● **Data records**
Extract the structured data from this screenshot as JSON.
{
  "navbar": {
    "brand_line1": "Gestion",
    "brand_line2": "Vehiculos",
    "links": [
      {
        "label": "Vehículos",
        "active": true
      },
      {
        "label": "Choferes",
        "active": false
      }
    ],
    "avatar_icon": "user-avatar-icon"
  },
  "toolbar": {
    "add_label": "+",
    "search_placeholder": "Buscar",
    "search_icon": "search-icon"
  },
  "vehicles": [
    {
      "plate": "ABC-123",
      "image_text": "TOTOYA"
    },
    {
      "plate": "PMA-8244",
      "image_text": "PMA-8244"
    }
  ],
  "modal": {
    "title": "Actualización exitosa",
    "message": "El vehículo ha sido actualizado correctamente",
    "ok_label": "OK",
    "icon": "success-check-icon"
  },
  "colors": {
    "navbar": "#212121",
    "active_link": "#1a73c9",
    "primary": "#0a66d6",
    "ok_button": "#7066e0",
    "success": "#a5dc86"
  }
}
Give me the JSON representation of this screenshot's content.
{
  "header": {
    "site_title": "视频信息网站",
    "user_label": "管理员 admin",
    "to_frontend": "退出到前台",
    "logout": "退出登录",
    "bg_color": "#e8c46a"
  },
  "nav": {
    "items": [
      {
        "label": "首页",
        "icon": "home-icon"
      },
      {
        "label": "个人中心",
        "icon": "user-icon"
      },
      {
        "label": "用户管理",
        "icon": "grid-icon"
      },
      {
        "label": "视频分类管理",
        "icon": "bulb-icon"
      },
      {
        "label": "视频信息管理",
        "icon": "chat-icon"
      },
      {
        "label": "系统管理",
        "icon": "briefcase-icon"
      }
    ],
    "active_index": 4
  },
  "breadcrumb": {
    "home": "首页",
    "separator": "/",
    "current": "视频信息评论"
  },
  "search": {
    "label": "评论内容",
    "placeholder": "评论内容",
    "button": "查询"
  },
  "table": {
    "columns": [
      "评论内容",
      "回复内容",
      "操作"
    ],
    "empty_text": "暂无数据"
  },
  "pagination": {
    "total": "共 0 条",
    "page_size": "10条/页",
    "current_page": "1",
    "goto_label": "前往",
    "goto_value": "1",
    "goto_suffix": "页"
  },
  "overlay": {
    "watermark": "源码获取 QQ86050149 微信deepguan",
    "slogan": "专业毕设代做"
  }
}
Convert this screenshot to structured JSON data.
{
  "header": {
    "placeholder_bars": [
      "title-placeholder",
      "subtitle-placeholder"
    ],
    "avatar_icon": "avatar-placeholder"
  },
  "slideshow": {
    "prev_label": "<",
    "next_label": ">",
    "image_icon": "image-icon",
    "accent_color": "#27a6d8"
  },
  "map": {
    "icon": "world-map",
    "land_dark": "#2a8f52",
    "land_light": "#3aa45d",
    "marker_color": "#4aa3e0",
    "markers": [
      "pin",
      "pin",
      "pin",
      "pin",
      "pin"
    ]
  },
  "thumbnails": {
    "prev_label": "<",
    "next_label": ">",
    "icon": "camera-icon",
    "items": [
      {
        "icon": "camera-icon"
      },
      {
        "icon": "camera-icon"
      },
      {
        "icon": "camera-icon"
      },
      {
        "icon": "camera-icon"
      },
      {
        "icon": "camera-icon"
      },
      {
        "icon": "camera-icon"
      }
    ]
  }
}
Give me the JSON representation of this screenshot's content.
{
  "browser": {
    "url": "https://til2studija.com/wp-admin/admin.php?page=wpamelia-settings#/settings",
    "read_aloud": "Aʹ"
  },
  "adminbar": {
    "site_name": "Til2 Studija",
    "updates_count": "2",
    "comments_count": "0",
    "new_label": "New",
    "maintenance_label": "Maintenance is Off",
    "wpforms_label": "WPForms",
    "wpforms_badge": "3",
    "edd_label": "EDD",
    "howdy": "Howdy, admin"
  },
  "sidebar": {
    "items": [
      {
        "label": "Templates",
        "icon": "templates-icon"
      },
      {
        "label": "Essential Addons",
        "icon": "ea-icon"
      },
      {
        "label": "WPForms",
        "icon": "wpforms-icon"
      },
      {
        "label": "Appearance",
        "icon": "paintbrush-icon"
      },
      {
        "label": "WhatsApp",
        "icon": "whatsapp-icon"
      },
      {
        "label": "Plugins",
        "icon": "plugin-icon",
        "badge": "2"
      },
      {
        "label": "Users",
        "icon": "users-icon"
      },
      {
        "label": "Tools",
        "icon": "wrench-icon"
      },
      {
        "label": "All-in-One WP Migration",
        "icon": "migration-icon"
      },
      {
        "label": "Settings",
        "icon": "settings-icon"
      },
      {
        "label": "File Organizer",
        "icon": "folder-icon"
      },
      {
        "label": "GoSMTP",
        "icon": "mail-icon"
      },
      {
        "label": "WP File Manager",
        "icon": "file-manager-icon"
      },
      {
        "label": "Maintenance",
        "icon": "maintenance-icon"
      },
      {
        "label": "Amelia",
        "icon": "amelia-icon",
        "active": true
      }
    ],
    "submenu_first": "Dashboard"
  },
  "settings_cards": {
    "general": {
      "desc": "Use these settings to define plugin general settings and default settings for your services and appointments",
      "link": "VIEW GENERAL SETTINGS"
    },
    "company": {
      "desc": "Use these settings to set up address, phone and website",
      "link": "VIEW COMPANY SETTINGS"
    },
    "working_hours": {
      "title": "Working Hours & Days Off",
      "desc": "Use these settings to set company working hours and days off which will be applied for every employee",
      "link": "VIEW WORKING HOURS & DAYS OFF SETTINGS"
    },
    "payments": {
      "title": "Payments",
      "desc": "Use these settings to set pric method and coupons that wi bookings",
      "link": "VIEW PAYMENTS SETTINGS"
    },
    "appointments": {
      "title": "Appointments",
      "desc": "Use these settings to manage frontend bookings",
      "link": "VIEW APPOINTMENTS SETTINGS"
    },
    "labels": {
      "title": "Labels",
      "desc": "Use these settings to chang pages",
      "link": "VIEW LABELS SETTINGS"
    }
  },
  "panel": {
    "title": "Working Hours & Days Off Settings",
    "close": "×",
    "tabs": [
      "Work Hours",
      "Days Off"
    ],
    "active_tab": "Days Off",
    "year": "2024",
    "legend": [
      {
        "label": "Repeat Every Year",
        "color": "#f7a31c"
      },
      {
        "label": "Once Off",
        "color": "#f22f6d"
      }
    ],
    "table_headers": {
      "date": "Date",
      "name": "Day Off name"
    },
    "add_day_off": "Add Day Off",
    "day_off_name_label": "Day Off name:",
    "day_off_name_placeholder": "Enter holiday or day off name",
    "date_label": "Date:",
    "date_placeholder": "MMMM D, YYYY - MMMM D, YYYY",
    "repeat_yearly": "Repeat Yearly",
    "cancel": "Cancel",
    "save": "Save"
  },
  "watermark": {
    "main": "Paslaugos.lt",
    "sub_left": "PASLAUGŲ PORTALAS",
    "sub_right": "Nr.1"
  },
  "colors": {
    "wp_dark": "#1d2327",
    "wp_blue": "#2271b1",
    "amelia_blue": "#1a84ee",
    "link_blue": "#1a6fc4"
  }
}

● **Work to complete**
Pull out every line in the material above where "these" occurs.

● **Solution for this problem**
      "desc": "Use these settings to define plugin general settings and default settings for your services and appointments",
      "desc": "Use these settings to set up address, phone and website",
      "desc": "Use these settings to set company working hours and days off which will be applied for every employee",
      "desc": "Use these settings to set pric method and coupons that wi bookings",
      "desc": "Use these settings to manage frontend bookings",
      "desc": "Use these settings to chang pages",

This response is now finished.